Perineal Hernia in Dogs

A perineal hernia in dogs can be a life-threatening condition if left untreated. Not only does this condition cause a great deal of pain for the dog, but neglecting to seek treatment can cause digestive problems as well as infection to develop. In order for dog owners to seek treatment for perineal hernia in dogs, it is imperative to recognize the signs and symptoms.

Perineal Hernias Explained

The anal region of a dog is known as the perineum. Within the abdomen and pelvic cavities are structural linings that provide support and hold organs (intestines, rectum, prostate, bladder) in place. When these organs are able to protrude against that lining, or if the pelvic diaphragm becomes structurally lax, a perineal hernia develops.

Risk Factors for Dog Hernias

Recent studies have shown that there does appear to be a genetic predisposition to perineal hernias. Breeds such as the Boxer, Boston Terrier, Collie, Pekingese and Dachshund are more likely to develop the condition versus other breeds.

Perineal hernias are also much more common in dogs than in cats, and typically more common in male dogs than female dogs.

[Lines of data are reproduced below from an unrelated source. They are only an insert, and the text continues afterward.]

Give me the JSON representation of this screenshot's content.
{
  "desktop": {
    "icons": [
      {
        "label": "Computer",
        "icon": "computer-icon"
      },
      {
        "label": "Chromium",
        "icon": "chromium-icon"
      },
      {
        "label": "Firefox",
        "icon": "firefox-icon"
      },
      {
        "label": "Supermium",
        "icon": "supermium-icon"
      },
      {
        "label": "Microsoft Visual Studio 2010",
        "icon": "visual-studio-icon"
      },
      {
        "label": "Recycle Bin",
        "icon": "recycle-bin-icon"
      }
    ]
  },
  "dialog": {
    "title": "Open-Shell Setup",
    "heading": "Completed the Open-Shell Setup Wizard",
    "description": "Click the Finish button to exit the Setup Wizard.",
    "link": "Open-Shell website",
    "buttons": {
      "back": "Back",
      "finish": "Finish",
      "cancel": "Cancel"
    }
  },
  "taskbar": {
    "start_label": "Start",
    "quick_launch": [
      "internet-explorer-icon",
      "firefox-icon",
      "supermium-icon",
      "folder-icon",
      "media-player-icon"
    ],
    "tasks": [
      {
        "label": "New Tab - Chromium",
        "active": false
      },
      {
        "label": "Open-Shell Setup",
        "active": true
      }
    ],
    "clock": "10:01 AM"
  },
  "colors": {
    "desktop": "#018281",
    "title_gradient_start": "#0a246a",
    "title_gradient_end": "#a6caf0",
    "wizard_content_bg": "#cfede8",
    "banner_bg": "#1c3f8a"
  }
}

In general, perineal hernias are much more likely to occur in older dogs because of the natural deconditioning of supportive muscles during the aging process.

Signs and Symptoms of Dog Hernias

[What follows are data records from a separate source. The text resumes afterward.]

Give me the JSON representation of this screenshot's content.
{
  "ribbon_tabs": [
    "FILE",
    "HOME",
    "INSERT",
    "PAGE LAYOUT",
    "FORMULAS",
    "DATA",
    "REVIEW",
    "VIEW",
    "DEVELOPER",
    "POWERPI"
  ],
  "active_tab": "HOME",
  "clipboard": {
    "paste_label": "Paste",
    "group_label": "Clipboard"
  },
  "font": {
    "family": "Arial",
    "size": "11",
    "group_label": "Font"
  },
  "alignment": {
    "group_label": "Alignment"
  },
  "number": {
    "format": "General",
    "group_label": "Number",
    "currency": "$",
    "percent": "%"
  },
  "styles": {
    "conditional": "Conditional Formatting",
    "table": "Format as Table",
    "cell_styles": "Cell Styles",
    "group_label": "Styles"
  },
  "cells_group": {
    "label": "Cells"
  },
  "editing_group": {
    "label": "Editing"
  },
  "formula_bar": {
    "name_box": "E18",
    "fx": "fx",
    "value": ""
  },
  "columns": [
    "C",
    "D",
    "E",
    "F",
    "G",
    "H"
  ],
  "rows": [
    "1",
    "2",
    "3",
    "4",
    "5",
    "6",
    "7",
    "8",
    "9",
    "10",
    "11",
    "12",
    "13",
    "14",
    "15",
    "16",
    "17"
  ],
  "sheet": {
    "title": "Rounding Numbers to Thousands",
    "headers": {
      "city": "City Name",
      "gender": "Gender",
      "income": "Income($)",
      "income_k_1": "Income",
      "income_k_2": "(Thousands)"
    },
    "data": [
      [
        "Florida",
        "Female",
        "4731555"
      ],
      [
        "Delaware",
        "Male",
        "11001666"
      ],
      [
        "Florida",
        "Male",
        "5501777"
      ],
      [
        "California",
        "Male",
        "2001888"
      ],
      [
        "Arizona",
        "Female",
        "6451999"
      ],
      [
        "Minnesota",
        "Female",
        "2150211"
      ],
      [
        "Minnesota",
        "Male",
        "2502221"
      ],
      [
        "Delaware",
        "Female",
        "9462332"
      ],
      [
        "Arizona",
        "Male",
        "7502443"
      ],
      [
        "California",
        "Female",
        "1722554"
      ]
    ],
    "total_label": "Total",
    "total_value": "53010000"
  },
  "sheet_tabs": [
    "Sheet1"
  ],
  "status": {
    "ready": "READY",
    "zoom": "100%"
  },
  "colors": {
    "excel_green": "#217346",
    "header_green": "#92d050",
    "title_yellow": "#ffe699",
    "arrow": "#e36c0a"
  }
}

The signs of a perineal hernia in dogs are typically very recognizable. A perineal hernia will appear as a well-rounded lump in the pelvic, abdominal, or rectal area. It will be soft and actually feel somewhat squishy to the touch. The key here is to realize that without medical treatment, the hernia will not reduce in size. In fact, it will continuously get larger and cause more pain.

Aside from the appearance of the perineal hernia, dog owners may also notice any of these symptoms:

  • Lethargy and generalized weakness
  • Lack of desire to participate in normal activities
  • Physical appearance of pain
  • Lack of appetite
  • Constipation or difficulty urinating
  • Swelling of the anus

Diagnosis and Identification

The diagnosis of a perineal hernia in dogs is often suspected by looking at the affected area. However, because there can be several underlying causes for this development, it is important that diagnostic testing be performed to ensure that the exact cause can be identified.

The first method of testing is usually an abdominal or rectal x-ray. This will show the veterinarian the precise location of the hernia, as well as how invasive the condition is. An ultrasound may also be used to help determine the specific cause of the perineal hernia. This method allows for a more in-depth examination of the area.

Treating the Condition

Surgery is usually the best way to correct perineal hernias in dogs. If the hernia does not appear to be severe, however, less invasive methods of treatment may be tried first. Stool softeners and laxatives may be given to help reduce the need to strain during urination and defecation.

In general, perineal hernias are not treated as medical emergencies, meaning that surgery may be safely scheduled within a week or so from the date of diagnosis. However, depending on which of the surrounding abdominal structures are involved, it could be identified as a medical emergency.